Website and app data records
● ● ● ● ●

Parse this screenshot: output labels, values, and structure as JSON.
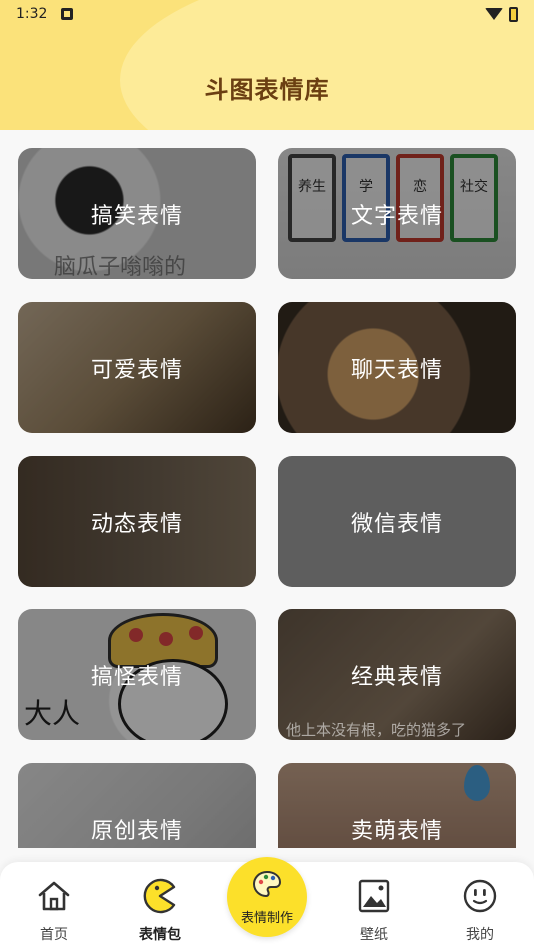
{
  "status_bar": {
    "time": "1:32"
  },
  "header": {
    "title": "斗图表情库"
  },
  "categories": [
    {
      "label": "搞笑表情"
    },
    {
      "label": "文字表情"
    },
    {
      "label": "可爱表情"
    },
    {
      "label": "聊天表情"
    },
    {
      "label": "动态表情"
    },
    {
      "label": "微信表情"
    },
    {
      "label": "搞怪表情"
    },
    {
      "label": "经典表情"
    },
    {
      "label": "原创表情"
    },
    {
      "label": "卖萌表情"
    }
  ],
  "card_text": {
    "panda_caption": "脑瓜子嗡嗡的",
    "cups": [
      "养生",
      "学",
      "恋",
      "社交"
    ],
    "guai_caption": "大人",
    "classic_caption": "他上本没有根，吃的猫多了"
  },
  "tabbar": {
    "home": "首页",
    "packs": "表情包",
    "make": "表情制作",
    "wallpaper": "壁纸",
    "mine": "我的"
  },
  "colors": {
    "header_bg": "#fbe27a",
    "title": "#6b3f12",
    "center_button": "#fce02a"
  },
  "icons": [
    "home-icon",
    "pacman-icon",
    "palette-icon",
    "picture-icon",
    "smiley-icon"
  ]
}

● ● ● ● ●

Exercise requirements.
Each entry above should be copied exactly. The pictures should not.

Answer space.
Parse this screenshot: output labels, values, and structure as JSON.
{
  "status_bar": {
    "time": "1:32"
  },
  "header": {
    "title": "斗图表情库"
  },
  "categories": [
    {
      "label": "搞笑表情"
    },
    {
      "label": "文字表情"
    },
    {
      "label": "可爱表情"
    },
    {
      "label": "聊天表情"
    },
    {
      "label": "动态表情"
    },
    {
      "label": "微信表情"
    },
    {
      "label": "搞怪表情"
    },
    {
      "label": "经典表情"
    },
    {
      "label": "原创表情"
    },
    {
      "label": "卖萌表情"
    }
  ],
  "card_text": {
    "panda_caption": "脑瓜子嗡嗡的",
    "cups": [
      "养生",
      "学",
      "恋",
      "社交"
    ],
    "guai_caption": "大人",
    "classic_caption": "他上本没有根，吃的猫多了"
  },
  "tabbar": {
    "home": "首页",
    "packs": "表情包",
    "make": "表情制作",
    "wallpaper": "壁纸",
    "mine": "我的"
  },
  "colors": {
    "header_bg": "#fbe27a",
    "title": "#6b3f12",
    "center_button": "#fce02a"
  },
  "icons": [
    "home-icon",
    "pacman-icon",
    "palette-icon",
    "picture-icon",
    "smiley-icon"
  ]
}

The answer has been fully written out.